Items from an interface collection:

========================================================================

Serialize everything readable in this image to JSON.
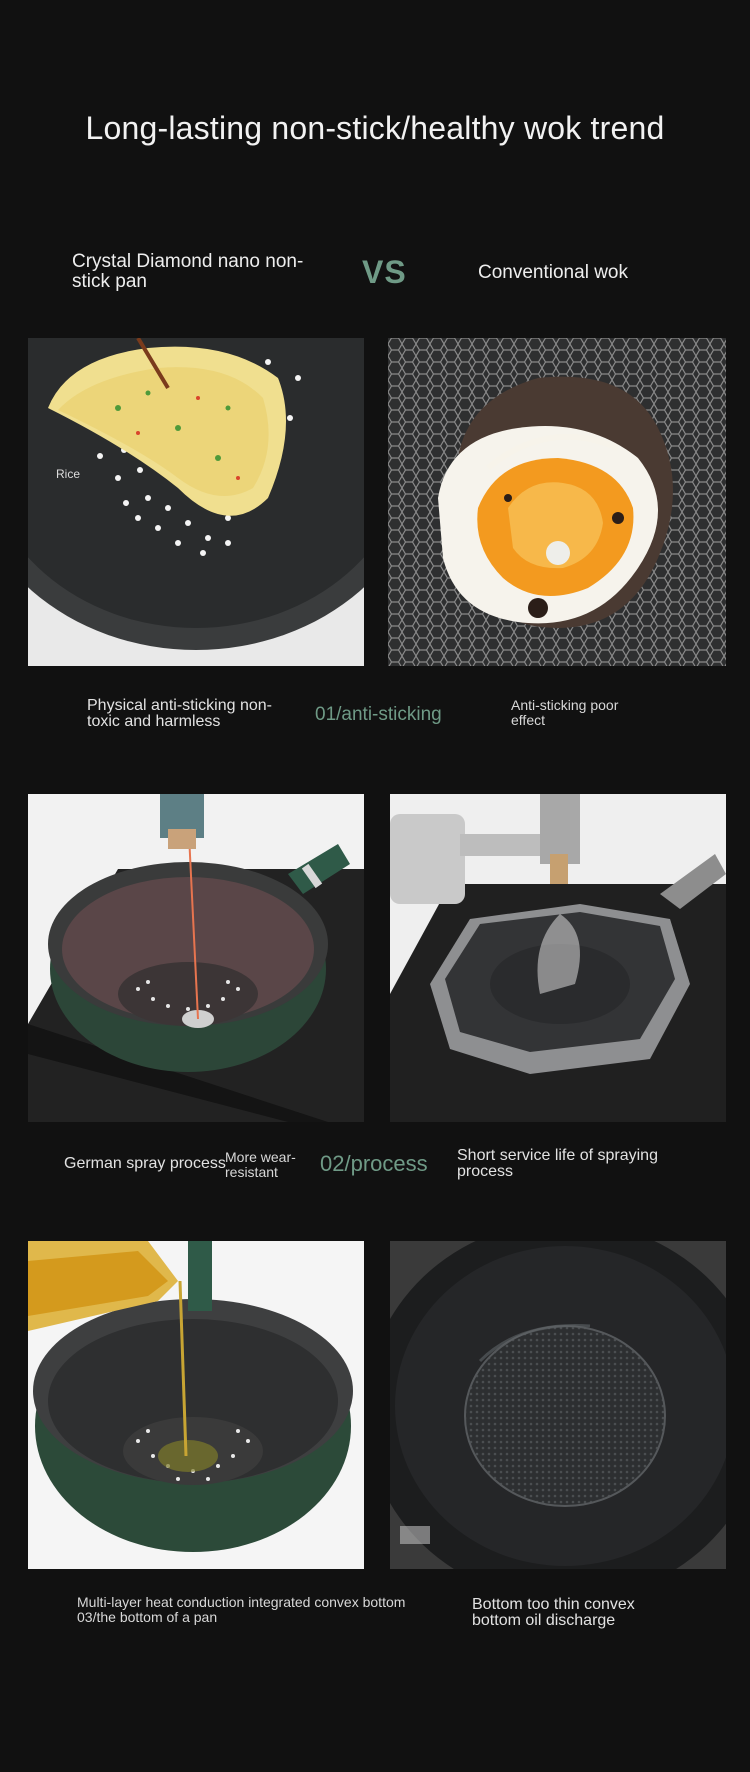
{
  "header": {
    "title": "Long-lasting non-stick/healthy wok trend"
  },
  "comparison": {
    "left_label": "Crystal Diamond nano non-stick pan",
    "vs_label": "VS",
    "right_label": "Conventional wok"
  },
  "section1": {
    "image_label": "Rice",
    "left_caption": "Physical anti-sticking non-toxic and harmless",
    "center_label": "01/anti-sticking",
    "right_caption": "Anti-sticking poor effect"
  },
  "section2": {
    "left_caption": "German spray process",
    "left_caption_2": "More wear-resistant",
    "center_label": "02/process",
    "right_caption": "Short service life of spraying process"
  },
  "section3": {
    "left_caption_line1": "Multi-layer heat conduction integrated convex bottom",
    "left_caption_line2": "03/the bottom of a pan",
    "right_caption": "Bottom too thin convex bottom oil discharge"
  },
  "colors": {
    "background": "#111111",
    "accent": "#6f9a86",
    "text": "#e8e8e8"
  }
}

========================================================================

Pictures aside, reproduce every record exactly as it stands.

→ The completed task
Serialize everything readable in this image to JSON.
{
  "header": {
    "title": "Long-lasting non-stick/healthy wok trend"
  },
  "comparison": {
    "left_label": "Crystal Diamond nano non-stick pan",
    "vs_label": "VS",
    "right_label": "Conventional wok"
  },
  "section1": {
    "image_label": "Rice",
    "left_caption": "Physical anti-sticking non-toxic and harmless",
    "center_label": "01/anti-sticking",
    "right_caption": "Anti-sticking poor effect"
  },
  "section2": {
    "left_caption": "German spray process",
    "left_caption_2": "More wear-resistant",
    "center_label": "02/process",
    "right_caption": "Short service life of spraying process"
  },
  "section3": {
    "left_caption_line1": "Multi-layer heat conduction integrated convex bottom",
    "left_caption_line2": "03/the bottom of a pan",
    "right_caption": "Bottom too thin convex bottom oil discharge"
  },
  "colors": {
    "background": "#111111",
    "accent": "#6f9a86",
    "text": "#e8e8e8"
  }
}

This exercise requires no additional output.